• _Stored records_
######

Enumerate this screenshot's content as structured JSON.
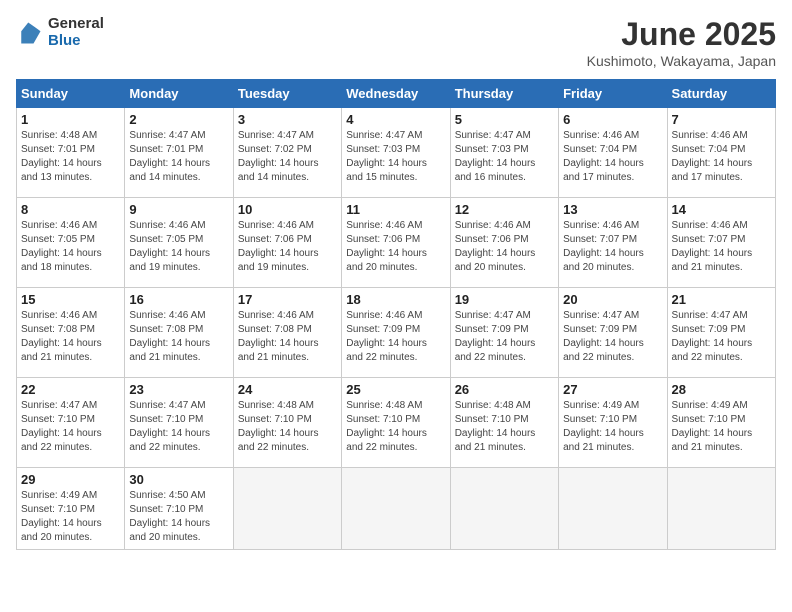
{
  "logo": {
    "general": "General",
    "blue": "Blue"
  },
  "title": "June 2025",
  "location": "Kushimoto, Wakayama, Japan",
  "headers": [
    "Sunday",
    "Monday",
    "Tuesday",
    "Wednesday",
    "Thursday",
    "Friday",
    "Saturday"
  ],
  "weeks": [
    [
      {
        "day": "1",
        "sunrise": "4:48 AM",
        "sunset": "7:01 PM",
        "daylight": "14 hours and 13 minutes."
      },
      {
        "day": "2",
        "sunrise": "4:47 AM",
        "sunset": "7:01 PM",
        "daylight": "14 hours and 14 minutes."
      },
      {
        "day": "3",
        "sunrise": "4:47 AM",
        "sunset": "7:02 PM",
        "daylight": "14 hours and 14 minutes."
      },
      {
        "day": "4",
        "sunrise": "4:47 AM",
        "sunset": "7:03 PM",
        "daylight": "14 hours and 15 minutes."
      },
      {
        "day": "5",
        "sunrise": "4:47 AM",
        "sunset": "7:03 PM",
        "daylight": "14 hours and 16 minutes."
      },
      {
        "day": "6",
        "sunrise": "4:46 AM",
        "sunset": "7:04 PM",
        "daylight": "14 hours and 17 minutes."
      },
      {
        "day": "7",
        "sunrise": "4:46 AM",
        "sunset": "7:04 PM",
        "daylight": "14 hours and 17 minutes."
      }
    ],
    [
      {
        "day": "8",
        "sunrise": "4:46 AM",
        "sunset": "7:05 PM",
        "daylight": "14 hours and 18 minutes."
      },
      {
        "day": "9",
        "sunrise": "4:46 AM",
        "sunset": "7:05 PM",
        "daylight": "14 hours and 19 minutes."
      },
      {
        "day": "10",
        "sunrise": "4:46 AM",
        "sunset": "7:06 PM",
        "daylight": "14 hours and 19 minutes."
      },
      {
        "day": "11",
        "sunrise": "4:46 AM",
        "sunset": "7:06 PM",
        "daylight": "14 hours and 20 minutes."
      },
      {
        "day": "12",
        "sunrise": "4:46 AM",
        "sunset": "7:06 PM",
        "daylight": "14 hours and 20 minutes."
      },
      {
        "day": "13",
        "sunrise": "4:46 AM",
        "sunset": "7:07 PM",
        "daylight": "14 hours and 20 minutes."
      },
      {
        "day": "14",
        "sunrise": "4:46 AM",
        "sunset": "7:07 PM",
        "daylight": "14 hours and 21 minutes."
      }
    ],
    [
      {
        "day": "15",
        "sunrise": "4:46 AM",
        "sunset": "7:08 PM",
        "daylight": "14 hours and 21 minutes."
      },
      {
        "day": "16",
        "sunrise": "4:46 AM",
        "sunset": "7:08 PM",
        "daylight": "14 hours and 21 minutes."
      },
      {
        "day": "17",
        "sunrise": "4:46 AM",
        "sunset": "7:08 PM",
        "daylight": "14 hours and 21 minutes."
      },
      {
        "day": "18",
        "sunrise": "4:46 AM",
        "sunset": "7:09 PM",
        "daylight": "14 hours and 22 minutes."
      },
      {
        "day": "19",
        "sunrise": "4:47 AM",
        "sunset": "7:09 PM",
        "daylight": "14 hours and 22 minutes."
      },
      {
        "day": "20",
        "sunrise": "4:47 AM",
        "sunset": "7:09 PM",
        "daylight": "14 hours and 22 minutes."
      },
      {
        "day": "21",
        "sunrise": "4:47 AM",
        "sunset": "7:09 PM",
        "daylight": "14 hours and 22 minutes."
      }
    ],
    [
      {
        "day": "22",
        "sunrise": "4:47 AM",
        "sunset": "7:10 PM",
        "daylight": "14 hours and 22 minutes."
      },
      {
        "day": "23",
        "sunrise": "4:47 AM",
        "sunset": "7:10 PM",
        "daylight": "14 hours and 22 minutes."
      },
      {
        "day": "24",
        "sunrise": "4:48 AM",
        "sunset": "7:10 PM",
        "daylight": "14 hours and 22 minutes."
      },
      {
        "day": "25",
        "sunrise": "4:48 AM",
        "sunset": "7:10 PM",
        "daylight": "14 hours and 22 minutes."
      },
      {
        "day": "26",
        "sunrise": "4:48 AM",
        "sunset": "7:10 PM",
        "daylight": "14 hours and 21 minutes."
      },
      {
        "day": "27",
        "sunrise": "4:49 AM",
        "sunset": "7:10 PM",
        "daylight": "14 hours and 21 minutes."
      },
      {
        "day": "28",
        "sunrise": "4:49 AM",
        "sunset": "7:10 PM",
        "daylight": "14 hours and 21 minutes."
      }
    ],
    [
      {
        "day": "29",
        "sunrise": "4:49 AM",
        "sunset": "7:10 PM",
        "daylight": "14 hours and 20 minutes."
      },
      {
        "day": "30",
        "sunrise": "4:50 AM",
        "sunset": "7:10 PM",
        "daylight": "14 hours and 20 minutes."
      },
      null,
      null,
      null,
      null,
      null
    ]
  ]
}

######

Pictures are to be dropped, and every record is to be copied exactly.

• _Expected output_
Enumerate this screenshot's content as structured JSON.
{
  "logo": {
    "general": "General",
    "blue": "Blue"
  },
  "title": "June 2025",
  "location": "Kushimoto, Wakayama, Japan",
  "headers": [
    "Sunday",
    "Monday",
    "Tuesday",
    "Wednesday",
    "Thursday",
    "Friday",
    "Saturday"
  ],
  "weeks": [
    [
      {
        "day": "1",
        "sunrise": "4:48 AM",
        "sunset": "7:01 PM",
        "daylight": "14 hours and 13 minutes."
      },
      {
        "day": "2",
        "sunrise": "4:47 AM",
        "sunset": "7:01 PM",
        "daylight": "14 hours and 14 minutes."
      },
      {
        "day": "3",
        "sunrise": "4:47 AM",
        "sunset": "7:02 PM",
        "daylight": "14 hours and 14 minutes."
      },
      {
        "day": "4",
        "sunrise": "4:47 AM",
        "sunset": "7:03 PM",
        "daylight": "14 hours and 15 minutes."
      },
      {
        "day": "5",
        "sunrise": "4:47 AM",
        "sunset": "7:03 PM",
        "daylight": "14 hours and 16 minutes."
      },
      {
        "day": "6",
        "sunrise": "4:46 AM",
        "sunset": "7:04 PM",
        "daylight": "14 hours and 17 minutes."
      },
      {
        "day": "7",
        "sunrise": "4:46 AM",
        "sunset": "7:04 PM",
        "daylight": "14 hours and 17 minutes."
      }
    ],
    [
      {
        "day": "8",
        "sunrise": "4:46 AM",
        "sunset": "7:05 PM",
        "daylight": "14 hours and 18 minutes."
      },
      {
        "day": "9",
        "sunrise": "4:46 AM",
        "sunset": "7:05 PM",
        "daylight": "14 hours and 19 minutes."
      },
      {
        "day": "10",
        "sunrise": "4:46 AM",
        "sunset": "7:06 PM",
        "daylight": "14 hours and 19 minutes."
      },
      {
        "day": "11",
        "sunrise": "4:46 AM",
        "sunset": "7:06 PM",
        "daylight": "14 hours and 20 minutes."
      },
      {
        "day": "12",
        "sunrise": "4:46 AM",
        "sunset": "7:06 PM",
        "daylight": "14 hours and 20 minutes."
      },
      {
        "day": "13",
        "sunrise": "4:46 AM",
        "sunset": "7:07 PM",
        "daylight": "14 hours and 20 minutes."
      },
      {
        "day": "14",
        "sunrise": "4:46 AM",
        "sunset": "7:07 PM",
        "daylight": "14 hours and 21 minutes."
      }
    ],
    [
      {
        "day": "15",
        "sunrise": "4:46 AM",
        "sunset": "7:08 PM",
        "daylight": "14 hours and 21 minutes."
      },
      {
        "day": "16",
        "sunrise": "4:46 AM",
        "sunset": "7:08 PM",
        "daylight": "14 hours and 21 minutes."
      },
      {
        "day": "17",
        "sunrise": "4:46 AM",
        "sunset": "7:08 PM",
        "daylight": "14 hours and 21 minutes."
      },
      {
        "day": "18",
        "sunrise": "4:46 AM",
        "sunset": "7:09 PM",
        "daylight": "14 hours and 22 minutes."
      },
      {
        "day": "19",
        "sunrise": "4:47 AM",
        "sunset": "7:09 PM",
        "daylight": "14 hours and 22 minutes."
      },
      {
        "day": "20",
        "sunrise": "4:47 AM",
        "sunset": "7:09 PM",
        "daylight": "14 hours and 22 minutes."
      },
      {
        "day": "21",
        "sunrise": "4:47 AM",
        "sunset": "7:09 PM",
        "daylight": "14 hours and 22 minutes."
      }
    ],
    [
      {
        "day": "22",
        "sunrise": "4:47 AM",
        "sunset": "7:10 PM",
        "daylight": "14 hours and 22 minutes."
      },
      {
        "day": "23",
        "sunrise": "4:47 AM",
        "sunset": "7:10 PM",
        "daylight": "14 hours and 22 minutes."
      },
      {
        "day": "24",
        "sunrise": "4:48 AM",
        "sunset": "7:10 PM",
        "daylight": "14 hours and 22 minutes."
      },
      {
        "day": "25",
        "sunrise": "4:48 AM",
        "sunset": "7:10 PM",
        "daylight": "14 hours and 22 minutes."
      },
      {
        "day": "26",
        "sunrise": "4:48 AM",
        "sunset": "7:10 PM",
        "daylight": "14 hours and 21 minutes."
      },
      {
        "day": "27",
        "sunrise": "4:49 AM",
        "sunset": "7:10 PM",
        "daylight": "14 hours and 21 minutes."
      },
      {
        "day": "28",
        "sunrise": "4:49 AM",
        "sunset": "7:10 PM",
        "daylight": "14 hours and 21 minutes."
      }
    ],
    [
      {
        "day": "29",
        "sunrise": "4:49 AM",
        "sunset": "7:10 PM",
        "daylight": "14 hours and 20 minutes."
      },
      {
        "day": "30",
        "sunrise": "4:50 AM",
        "sunset": "7:10 PM",
        "daylight": "14 hours and 20 minutes."
      },
      null,
      null,
      null,
      null,
      null
    ]
  ]
}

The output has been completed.